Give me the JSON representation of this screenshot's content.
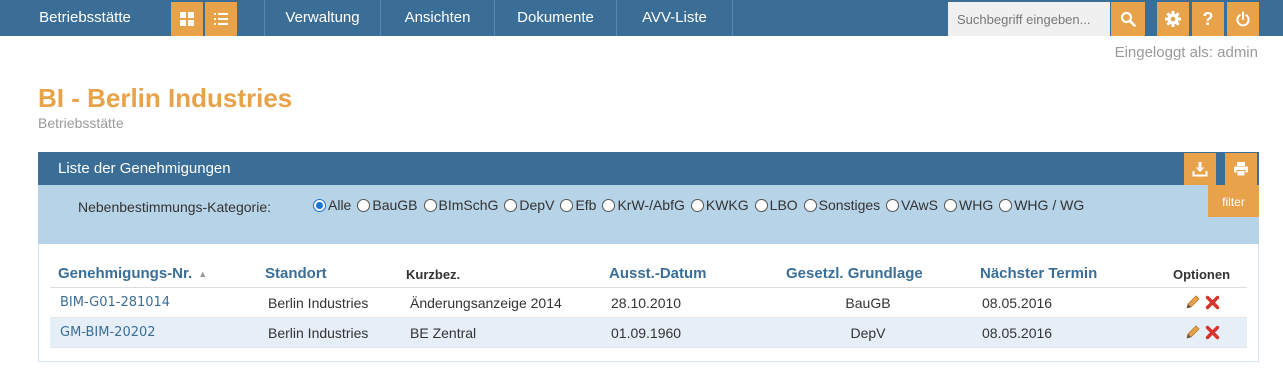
{
  "nav": {
    "brand": "Betriebsstätte",
    "links": [
      "Verwaltung",
      "Ansichten",
      "Dokumente",
      "AVV-Liste"
    ],
    "search_placeholder": "Suchbegriff eingeben...",
    "help_label": "?"
  },
  "user": {
    "logged_in": "Eingeloggt als: admin"
  },
  "page": {
    "title": "BI - Berlin Industries",
    "subtitle": "Betriebsstätte"
  },
  "panel": {
    "title": "Liste der Genehmigungen",
    "filter_label": "Nebenbestimmungs-Kategorie:",
    "filter_button": "filter",
    "categories": [
      "Alle",
      "BauGB",
      "BImSchG",
      "DepV",
      "Efb",
      "KrW-/AbfG",
      "KWKG",
      "LBO",
      "Sonstiges",
      "VAwS",
      "WHG",
      "WHG / WG"
    ],
    "selected_category": "Alle"
  },
  "table": {
    "headers": {
      "nr": "Genehmigungs-Nr.",
      "standort": "Standort",
      "kurzbez": "Kurzbez.",
      "datum": "Ausst.-Datum",
      "grundlage": "Gesetzl. Grundlage",
      "termin": "Nächster Termin",
      "optionen": "Optionen"
    },
    "rows": [
      {
        "nr": "BIM-G01-281014",
        "standort": "Berlin Industries",
        "kurzbez": "Änderungsanzeige 2014",
        "datum": "28.10.2010",
        "grundlage": "BauGB",
        "termin": "08.05.2016"
      },
      {
        "nr": "GM-BIM-20202",
        "standort": "Berlin Industries",
        "kurzbez": "BE Zentral",
        "datum": "01.09.1960",
        "grundlage": "DepV",
        "termin": "08.05.2016"
      }
    ]
  },
  "colors": {
    "primary": "#3b6e97",
    "accent": "#e8a24a",
    "filter_bg": "#b7d3e8",
    "row_alt": "#e6eef7",
    "delete": "#d9342b"
  }
}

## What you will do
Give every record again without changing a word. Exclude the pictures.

## Exercise output
Give me the JSON representation of this screenshot's content.
{
  "nav": {
    "brand": "Betriebsstätte",
    "links": [
      "Verwaltung",
      "Ansichten",
      "Dokumente",
      "AVV-Liste"
    ],
    "search_placeholder": "Suchbegriff eingeben...",
    "help_label": "?"
  },
  "user": {
    "logged_in": "Eingeloggt als: admin"
  },
  "page": {
    "title": "BI - Berlin Industries",
    "subtitle": "Betriebsstätte"
  },
  "panel": {
    "title": "Liste der Genehmigungen",
    "filter_label": "Nebenbestimmungs-Kategorie:",
    "filter_button": "filter",
    "categories": [
      "Alle",
      "BauGB",
      "BImSchG",
      "DepV",
      "Efb",
      "KrW-/AbfG",
      "KWKG",
      "LBO",
      "Sonstiges",
      "VAwS",
      "WHG",
      "WHG / WG"
    ],
    "selected_category": "Alle"
  },
  "table": {
    "headers": {
      "nr": "Genehmigungs-Nr.",
      "standort": "Standort",
      "kurzbez": "Kurzbez.",
      "datum": "Ausst.-Datum",
      "grundlage": "Gesetzl. Grundlage",
      "termin": "Nächster Termin",
      "optionen": "Optionen"
    },
    "rows": [
      {
        "nr": "BIM-G01-281014",
        "standort": "Berlin Industries",
        "kurzbez": "Änderungsanzeige 2014",
        "datum": "28.10.2010",
        "grundlage": "BauGB",
        "termin": "08.05.2016"
      },
      {
        "nr": "GM-BIM-20202",
        "standort": "Berlin Industries",
        "kurzbez": "BE Zentral",
        "datum": "01.09.1960",
        "grundlage": "DepV",
        "termin": "08.05.2016"
      }
    ]
  },
  "colors": {
    "primary": "#3b6e97",
    "accent": "#e8a24a",
    "filter_bg": "#b7d3e8",
    "row_alt": "#e6eef7",
    "delete": "#d9342b"
  }
}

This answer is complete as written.